3. The new ground spray equipment that CDFA is planning to use can send the same aerial spray pesticides FIVE TIMES HIGHER than the planes dropped them from in Santa Cruz and Monterey Counties.

4. The couple pesticides that CDFA claims are "Organic" are going to be applied in a manor that makes them more dangerous to our children than conventional pesticides applied on farms. Bacteria that is found in some specific soil samples is used as a pesticide in some organic farms. CDFA is planning to put that bacteria into the air, NOT ON FARMS, but IN OUR COMMUNITIES where our children breathe (and also our parents, grandparents, pets and friends breathe too).

5. The MARCH 23, 2010 Senator Florez hearing confirmed that LBAM has been in California for close to 50 years prior to being noticed. That information and #1 & #2 above conclusively demonstrate that LBAM is not the serious "Potential" pest that CDFA continues to claim. Rather, LBAM is nearly identical to other moths in its family that are native to California and easily handled by farmers along with thousands of other insects familiar to farmers.

6. CDFA SAID: the pesticide used on the people in 2007 was "Non-toxic. In three joint reports of the Department of Pesticide Regulation (DPR), Office of Health Hazard Assessment (OEHHA) and Department of Public Health (DPH), all three agencies labeled the pesticide a category III toxin! The EPA has since disallowed the pesticide in the United States.

CDFA SAID: the moth had devastated California Crops. The official EIR documentation identified above, two superior courts and every Agriculture Commissioner office in the state show "NO CROP DAMAGE."

CDFA SAID: they can eradicate LBAM from California. Just days ago, the USDA declared that it is NOT feasible to eradicate LBAM from California. Highly qualified (not CDFA) scientists have been saying that for three years.

7. Sterile LBAM release is being promoted as the safe way to attack LBAM across the state of California. However, the hearing accurately identified that not one wild LBAM mating has been interfered with by Sterile LBAM release. LBAM does not have biological characteristics such that Sterile moth release will interfere with its mating. Also, the sterilization process applied to lab raised moths is such that lab raised moths will not and cannot effectively compete or interfere with wild LBAM mating.

CDFA pretending that "Sterile Insect Technology" is applicable for LBAM at this time is no less of a fraud than people 250 years ago claiming the development of the "Air Force" will assist winning the Revolutionary War.

If CDFA can still get this completely unnecessary, unsafe and totally inappropriate program re-started, the amount of taxpayer funds CDFA is targeting is not only a $100 Million often mentioned, but $100 Million PER YEAR. The program boundaries cover nearly the entire State of California!

A.Fanny said...

@RobertW: Thank you for your imortant and detailed comment. You have obviously done some exhaustive research. Action Now's issue was orignially the medfly, and we have seen the Sterile Insect Tecnique work for that issue even though the sterilized medflies are most likey not as "alluring" as the wild ones.

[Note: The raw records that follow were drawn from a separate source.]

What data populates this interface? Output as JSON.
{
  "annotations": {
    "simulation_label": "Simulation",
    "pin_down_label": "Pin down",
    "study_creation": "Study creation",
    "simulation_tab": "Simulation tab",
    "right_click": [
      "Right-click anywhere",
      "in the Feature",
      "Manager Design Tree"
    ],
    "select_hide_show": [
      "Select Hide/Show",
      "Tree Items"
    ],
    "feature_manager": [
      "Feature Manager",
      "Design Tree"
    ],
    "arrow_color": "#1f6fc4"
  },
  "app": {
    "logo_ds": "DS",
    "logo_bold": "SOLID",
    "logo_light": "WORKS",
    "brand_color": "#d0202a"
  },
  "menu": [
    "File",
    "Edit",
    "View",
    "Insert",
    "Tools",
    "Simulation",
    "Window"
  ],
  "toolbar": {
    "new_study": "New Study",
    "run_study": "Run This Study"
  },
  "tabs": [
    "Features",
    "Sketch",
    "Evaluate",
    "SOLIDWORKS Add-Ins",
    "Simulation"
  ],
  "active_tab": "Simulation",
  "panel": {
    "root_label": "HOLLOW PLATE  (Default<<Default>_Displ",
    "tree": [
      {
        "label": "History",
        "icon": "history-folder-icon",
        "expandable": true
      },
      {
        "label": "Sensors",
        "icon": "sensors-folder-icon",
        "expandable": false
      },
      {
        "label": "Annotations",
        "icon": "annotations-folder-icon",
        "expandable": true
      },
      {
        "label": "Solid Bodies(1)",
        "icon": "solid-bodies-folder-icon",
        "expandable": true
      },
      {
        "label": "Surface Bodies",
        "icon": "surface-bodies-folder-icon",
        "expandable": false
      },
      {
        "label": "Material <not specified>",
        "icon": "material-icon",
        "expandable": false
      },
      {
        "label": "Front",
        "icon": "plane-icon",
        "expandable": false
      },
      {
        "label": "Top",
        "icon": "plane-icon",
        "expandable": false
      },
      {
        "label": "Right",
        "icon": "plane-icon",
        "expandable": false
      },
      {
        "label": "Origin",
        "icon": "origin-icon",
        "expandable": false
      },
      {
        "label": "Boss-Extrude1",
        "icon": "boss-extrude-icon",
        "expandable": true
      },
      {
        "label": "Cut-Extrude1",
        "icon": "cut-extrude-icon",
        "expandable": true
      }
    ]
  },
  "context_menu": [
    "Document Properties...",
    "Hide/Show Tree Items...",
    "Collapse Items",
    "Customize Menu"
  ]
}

If the moth SIT - for whatever reasons - can tamp down the perception of a problem, it might satisfy our trading partners so that quarantines can be lifted. What do you think?